Š critique prevalent CSCL methodologies for systematically ignoring the group interactions. (chapter 10)
Š suggest new approaches that focus on the group discourse. (chapter 11)
Š conduct micro-analyses of small-group interaction, detailing a group decision-making negotiation and looking at its cognitive ramifications for group understanding and activity. (chapters 12 and 13)
Chapter 9, a model. This study started as a tentative working paper when it first occurred to me that we needed to have some kind of graphical representation of the important process called knowledge building (Scardamalia & Bereiter, 1996) that I had started to refer to constantly, but that seemed only vaguely defined. Gradually, as I circulated the paper for comment, shortcomings of the model became apparent, both in terms of its representation and its content. Nevertheless, the diagram has endured with only minor modifications and continues to prove useful. This paper—with its graphical model—has always been one of my most popular and suggestive writings because it starts to articulate what goes into collaborative knowledge building.
Chapter 10, rediscovery. When asked to look at a couple of representative CSCL papers, I began to question the adequacy of available analytic methods. In particular, I bumped into the old lamppost problem: people tend to search where it is easiest to see and measure things, even if the important things lie elsewhere. It struck me that some of the most essential phenomena of computer-mediated collaboration were being systematically eliminated by the very methodological procedures that were recommended for rigorously analyzing them.
Chapter 11, contributions. At the CSCL ‘02 conference, which I viewed as an occasion for injecting a more theoretical perspective into the field, I proposed a set of four notions that could contribute to a deeper understanding of collaboration: knowledge building, group and personal perspectives, mediation by artifacts, and conversation analysis. By pulling together these four themes, the paper effected a transition from the design issues of knowledge-building support, perspectives mechanisms and software artifacts to the micro-analysis of collaborative interactions.
Chapter 12, a moment. This study looks closely at a transcript from an intense half-minute interaction among five students involved in an activity with SimRocket, a computer simulation of model rockets. A thick description of this hard-to-interpret discussion shows how the small group constructed group knowledge, which each participant came to share. The phenomenon of group cognition appeared here, where the indexical, elliptical and projective character of the utterances showed that their meaning only existed at the small-group unit of analysis, not as something attributable to individual cognition. This study provides a pivotal point for the book. Its transcript is repeatedly referred to in the subsequent chapters. In fact, much of the theory presented in part III is derived from this 30 second episode, illustrating how much can be learned from detailed reflection on a brief case study.

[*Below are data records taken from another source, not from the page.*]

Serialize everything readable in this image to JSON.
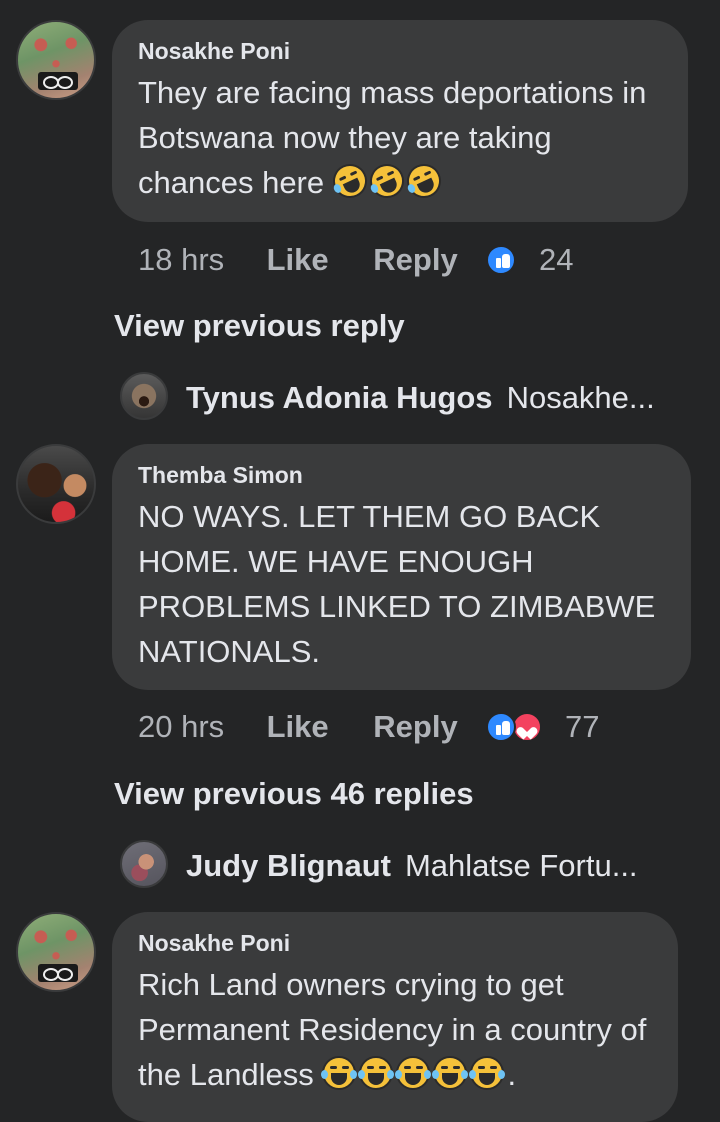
{
  "comments": [
    {
      "author": "Nosakhe Poni",
      "text": "They are facing mass deportations in Botswana now they are taking chances here",
      "emojis": [
        "rolling-on-floor-laughing-emoji",
        "rolling-on-floor-laughing-emoji",
        "rolling-on-floor-laughing-emoji"
      ],
      "time": "18 hrs",
      "like_label": "Like",
      "reply_label": "Reply",
      "reactions": [
        "like-icon"
      ],
      "reaction_count": "24"
    },
    {
      "author": "Themba Simon",
      "text": "NO WAYS. LET THEM GO BACK HOME. WE HAVE ENOUGH PROBLEMS LINKED TO ZIMBABWE NATIONALS.",
      "time": "20 hrs",
      "like_label": "Like",
      "reply_label": "Reply",
      "reactions": [
        "like-icon",
        "love-icon"
      ],
      "reaction_count": "77"
    },
    {
      "author": "Nosakhe Poni",
      "text": "Rich Land owners crying to get Permanent Residency in a country of the Landless",
      "emojis": [
        "face-with-tears-of-joy-emoji",
        "face-with-tears-of-joy-emoji",
        "face-with-tears-of-joy-emoji",
        "face-with-tears-of-joy-emoji",
        "face-with-tears-of-joy-emoji"
      ],
      "suffix": "."
    }
  ],
  "view_previous": [
    {
      "label": "View previous reply"
    },
    {
      "label": "View previous 46 replies"
    }
  ],
  "collapsed_replies": [
    {
      "author": "Tynus Adonia Hugos",
      "preview": "Nosakhe..."
    },
    {
      "author": "Judy Blignaut",
      "preview": "Mahlatse Fortu..."
    }
  ],
  "colors": {
    "background": "#242526",
    "bubble": "#3a3b3c",
    "primary_text": "#e4e6eb",
    "secondary_text": "#b0b3b8",
    "like_blue": "#2e89ff",
    "love_red": "#f3425f"
  }
}
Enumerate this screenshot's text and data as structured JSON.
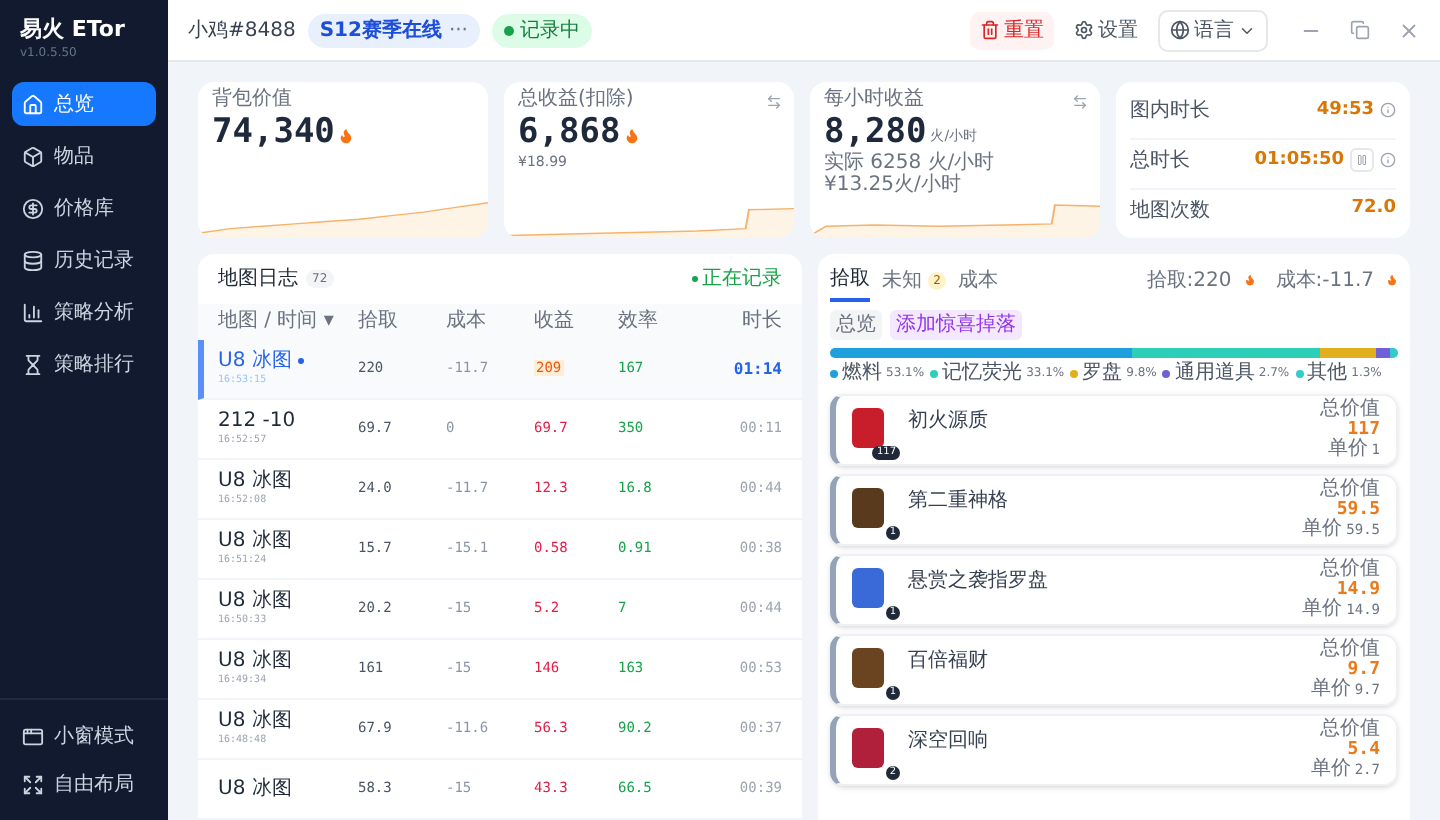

Chapter 13, references. The preceding study’s analysis is expanded here to dissect the nature of the group cognition that took place around the SimRocket artifact. It is argued that, before the collaborative moment, the group could not see the structure of the SimRocket list of rocket characteristics, but that through their interaction they learned to see the new kind of structure and taught each other to see it. This group conceptual change allowed the group to repair the breakdown in relational references of their utterances to the artifact. This incident provides a key case study for the theoretical reflections on group cognition in part III.